Loving someone caught in the clutches of addiction is profoundly challenging. Whether the person is your romantic partner, family member, or close friend, the situation can be heartbreaking for various reasons. Though you might make your best efforts to support and be there for them, where do you draw the line?
While loving a drug addict can be difficult, letting go can be even harder. If you have reached a breaking point, here’s how to know when to let go of a drug addict.
Understanding Addiction’s Toll on Relationships
While the psychology of addiction is multifaceted, the simple truth is that addicted people hurt their loved ones because the drug has taken over their lives. Drugs don’t discriminate; they overpower, compelling people to lie to, steal from, and manipulate those they cherish the most. While many addicted people seek treatment before they get to this point, others lose their relationships because they can’t stop drinking or taking drugs.
Unfortunately, loving an addict also comes with a lot of self-blame. As a parent, you might say to yourself, “My child wouldn’t be using drugs now if I had taught him better when he was younger.” As a spouse, you might think, “If I had been more supportive, maybe my partner wouldn’t feel the need to drink.”
In these moments of guilt, it’s critical to remember that addiction is a multidimensional disease resulting from various complex factors. No matter how empathetic and loving you are, your loved one may fall into this destructive cycle for many other reasons.
The Painful Realization: Drugs Over Everything
When you love someone with a substance use disorder, it’s essential to understand that the person’s drug use takes precedence over everything, even you. As painful as this realization is, you must remember that substance abuse hijacks people’s brains. They aren’t doing this to hurt you; instead, the all-consuming urge to drink or take drugs makes them overlook the consequences of their actions. Ultimately, you might reach the point where all you can do to help this person is to stop enabling them.
How do you discern that critical juncture? Here are some unmistakable signs:
- The person repeatedly refuses treatment, despite facing adverse consequences.
- Their behavior poses a threat to you or your loved ones.

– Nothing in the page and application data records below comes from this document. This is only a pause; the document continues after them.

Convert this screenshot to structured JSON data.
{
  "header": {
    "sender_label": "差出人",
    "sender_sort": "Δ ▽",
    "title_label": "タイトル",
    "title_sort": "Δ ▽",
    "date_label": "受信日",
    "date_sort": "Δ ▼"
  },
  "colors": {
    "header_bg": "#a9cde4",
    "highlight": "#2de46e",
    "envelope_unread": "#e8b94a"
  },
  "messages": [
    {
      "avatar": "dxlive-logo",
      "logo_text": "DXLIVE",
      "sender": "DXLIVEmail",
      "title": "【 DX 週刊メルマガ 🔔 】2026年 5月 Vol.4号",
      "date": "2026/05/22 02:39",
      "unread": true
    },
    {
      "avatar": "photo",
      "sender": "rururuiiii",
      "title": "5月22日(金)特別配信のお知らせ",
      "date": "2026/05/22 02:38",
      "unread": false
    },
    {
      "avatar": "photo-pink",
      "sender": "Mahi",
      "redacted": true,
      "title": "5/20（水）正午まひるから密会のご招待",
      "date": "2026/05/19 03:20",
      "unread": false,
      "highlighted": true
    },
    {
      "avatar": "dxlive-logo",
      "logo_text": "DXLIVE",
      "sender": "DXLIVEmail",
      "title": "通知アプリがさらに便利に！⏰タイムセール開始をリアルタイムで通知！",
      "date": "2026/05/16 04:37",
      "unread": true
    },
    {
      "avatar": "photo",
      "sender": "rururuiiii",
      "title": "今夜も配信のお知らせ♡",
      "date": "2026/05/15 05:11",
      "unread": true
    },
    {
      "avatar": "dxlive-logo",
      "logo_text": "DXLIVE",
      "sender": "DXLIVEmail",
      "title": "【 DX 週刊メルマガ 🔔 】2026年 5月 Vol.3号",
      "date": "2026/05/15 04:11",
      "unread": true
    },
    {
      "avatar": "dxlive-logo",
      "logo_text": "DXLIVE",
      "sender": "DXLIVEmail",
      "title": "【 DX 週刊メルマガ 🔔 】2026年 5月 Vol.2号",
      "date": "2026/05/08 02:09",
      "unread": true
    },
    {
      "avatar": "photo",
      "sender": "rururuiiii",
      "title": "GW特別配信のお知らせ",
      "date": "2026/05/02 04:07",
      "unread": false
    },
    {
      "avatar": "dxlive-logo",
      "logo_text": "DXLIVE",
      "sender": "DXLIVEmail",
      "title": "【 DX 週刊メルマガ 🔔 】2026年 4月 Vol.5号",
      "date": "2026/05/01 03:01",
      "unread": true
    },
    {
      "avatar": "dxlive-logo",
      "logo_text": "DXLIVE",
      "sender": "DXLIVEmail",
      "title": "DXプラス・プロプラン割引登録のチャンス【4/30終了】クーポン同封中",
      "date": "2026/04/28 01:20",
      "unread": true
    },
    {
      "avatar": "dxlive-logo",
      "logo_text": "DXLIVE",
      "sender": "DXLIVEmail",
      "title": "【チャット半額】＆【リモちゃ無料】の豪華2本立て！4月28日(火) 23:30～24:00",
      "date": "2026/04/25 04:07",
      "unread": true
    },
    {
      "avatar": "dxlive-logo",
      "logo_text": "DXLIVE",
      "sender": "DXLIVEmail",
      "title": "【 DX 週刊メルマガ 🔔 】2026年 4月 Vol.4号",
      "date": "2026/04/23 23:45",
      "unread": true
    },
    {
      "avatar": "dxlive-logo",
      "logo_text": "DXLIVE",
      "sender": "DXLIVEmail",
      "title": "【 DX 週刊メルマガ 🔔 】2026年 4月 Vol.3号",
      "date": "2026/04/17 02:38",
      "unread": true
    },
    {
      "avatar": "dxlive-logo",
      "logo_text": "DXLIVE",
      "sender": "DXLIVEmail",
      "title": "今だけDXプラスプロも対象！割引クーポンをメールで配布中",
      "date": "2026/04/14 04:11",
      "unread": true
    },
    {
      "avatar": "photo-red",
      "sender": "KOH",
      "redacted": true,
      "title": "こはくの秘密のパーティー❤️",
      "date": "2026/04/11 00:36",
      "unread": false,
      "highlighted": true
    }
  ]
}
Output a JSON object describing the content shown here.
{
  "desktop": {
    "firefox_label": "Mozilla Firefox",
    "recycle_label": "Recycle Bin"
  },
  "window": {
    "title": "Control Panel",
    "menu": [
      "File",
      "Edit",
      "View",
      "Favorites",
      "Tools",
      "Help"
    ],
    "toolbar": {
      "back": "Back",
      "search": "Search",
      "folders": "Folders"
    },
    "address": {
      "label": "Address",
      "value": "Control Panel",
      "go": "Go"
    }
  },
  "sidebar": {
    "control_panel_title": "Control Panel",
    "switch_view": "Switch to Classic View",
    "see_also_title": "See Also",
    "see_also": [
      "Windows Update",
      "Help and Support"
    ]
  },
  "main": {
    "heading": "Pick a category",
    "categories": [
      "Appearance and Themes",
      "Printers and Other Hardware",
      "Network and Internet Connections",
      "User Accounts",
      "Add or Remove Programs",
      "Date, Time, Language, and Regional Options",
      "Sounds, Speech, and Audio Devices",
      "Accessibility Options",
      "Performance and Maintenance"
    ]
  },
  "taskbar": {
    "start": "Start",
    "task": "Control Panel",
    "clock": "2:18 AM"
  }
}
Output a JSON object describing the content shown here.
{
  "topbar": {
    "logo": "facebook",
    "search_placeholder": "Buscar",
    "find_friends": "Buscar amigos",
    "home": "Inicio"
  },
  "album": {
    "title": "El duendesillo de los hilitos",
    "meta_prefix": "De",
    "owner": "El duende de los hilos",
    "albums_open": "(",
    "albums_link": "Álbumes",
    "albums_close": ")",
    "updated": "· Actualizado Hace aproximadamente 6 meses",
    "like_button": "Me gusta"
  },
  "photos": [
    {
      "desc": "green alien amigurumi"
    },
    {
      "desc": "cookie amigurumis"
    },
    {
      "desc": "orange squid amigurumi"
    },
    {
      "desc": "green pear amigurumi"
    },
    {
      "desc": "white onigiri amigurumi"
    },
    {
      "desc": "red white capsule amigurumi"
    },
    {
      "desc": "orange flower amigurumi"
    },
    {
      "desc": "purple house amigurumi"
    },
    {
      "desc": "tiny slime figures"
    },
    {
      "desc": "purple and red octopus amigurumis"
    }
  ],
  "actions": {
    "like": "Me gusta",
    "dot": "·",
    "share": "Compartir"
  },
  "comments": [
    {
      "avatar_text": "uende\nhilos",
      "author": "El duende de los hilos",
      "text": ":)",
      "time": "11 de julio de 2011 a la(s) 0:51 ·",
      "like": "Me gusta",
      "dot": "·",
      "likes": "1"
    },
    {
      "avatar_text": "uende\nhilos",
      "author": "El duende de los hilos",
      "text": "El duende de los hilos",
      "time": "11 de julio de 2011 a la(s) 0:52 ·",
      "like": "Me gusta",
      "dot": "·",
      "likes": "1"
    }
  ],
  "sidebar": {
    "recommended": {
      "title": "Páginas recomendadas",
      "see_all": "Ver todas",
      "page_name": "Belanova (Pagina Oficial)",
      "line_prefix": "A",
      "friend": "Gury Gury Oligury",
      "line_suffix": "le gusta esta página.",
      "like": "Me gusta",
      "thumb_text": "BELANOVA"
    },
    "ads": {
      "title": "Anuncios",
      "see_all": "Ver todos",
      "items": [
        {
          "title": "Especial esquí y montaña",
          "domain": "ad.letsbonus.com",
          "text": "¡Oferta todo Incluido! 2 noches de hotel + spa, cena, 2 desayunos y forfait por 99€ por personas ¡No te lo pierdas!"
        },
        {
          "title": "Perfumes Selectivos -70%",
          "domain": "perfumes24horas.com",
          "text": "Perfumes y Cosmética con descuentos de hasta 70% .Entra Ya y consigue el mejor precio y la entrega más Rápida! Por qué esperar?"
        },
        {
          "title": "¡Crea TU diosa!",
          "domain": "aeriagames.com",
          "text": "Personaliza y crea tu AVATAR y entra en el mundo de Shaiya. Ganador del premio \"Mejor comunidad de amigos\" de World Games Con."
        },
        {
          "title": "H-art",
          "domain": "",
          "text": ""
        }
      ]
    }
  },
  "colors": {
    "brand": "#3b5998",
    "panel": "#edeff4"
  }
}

- You experience financial instability resulting from supporting their habits.
- There’s been an observable decline in your or your family’s mental or physical health, manifesting as depression, anxiety, or aggressive behavior.
Letting Go With Purpose
Your loved one might believe they can keep drinking or taking drugs because you’ll always be there to provide a safety net. Sadly, some people must confront a harsh reality to change their lives for the better.
Below are some tips on how to let go of a drug addict with the goal of convincing them to get sober:
- Set boundaries and define the consequences of breaking them.
- Don’t blame yourself for their drug use.
- Refuse to pay for their rent, groceries, or other expenses.
- Stop financial, mental, or emotional support for any issues related to their addiction.
- Do not allow them to live with you.
- Take a short break from your relationship or cut off all contact and communications until they decide to get clean.
While taking these steps, remember that letting go doesn’t mean giving up. You can still be proactive, such as explaining the consequences of their behaviors and talking to them about getting drug or alcohol treatment.
While you should avoid ultimatums and threats, be clear about what you will no longer tolerate. Some people need to hear what will happen and see it in action to believe it. It’s also crucial to encourage them to find help for their disorder. Offer them your constant support if they choose to seek treatment. Be willing to drive them to therapy or 12-step meetings. If they know they don’t have to do it alone, they might be more willing to take the plunge and get help.
Detaching With Love
While loving someone with an addiction can be challenging, the silver lining is that recovery is attainable. Remember, sometimes letting go is the most potent form of love, paving the way for healing and a fresh start.
At Intervention On Call, our trained interventionists deliver real-time solutions to inspire your family member to seek treatment. Within 48 hours of your request, we’ll host the video or phone meeting at a time that works for you. Our experienced team is standing by to provide you with much-needed advice and guidance.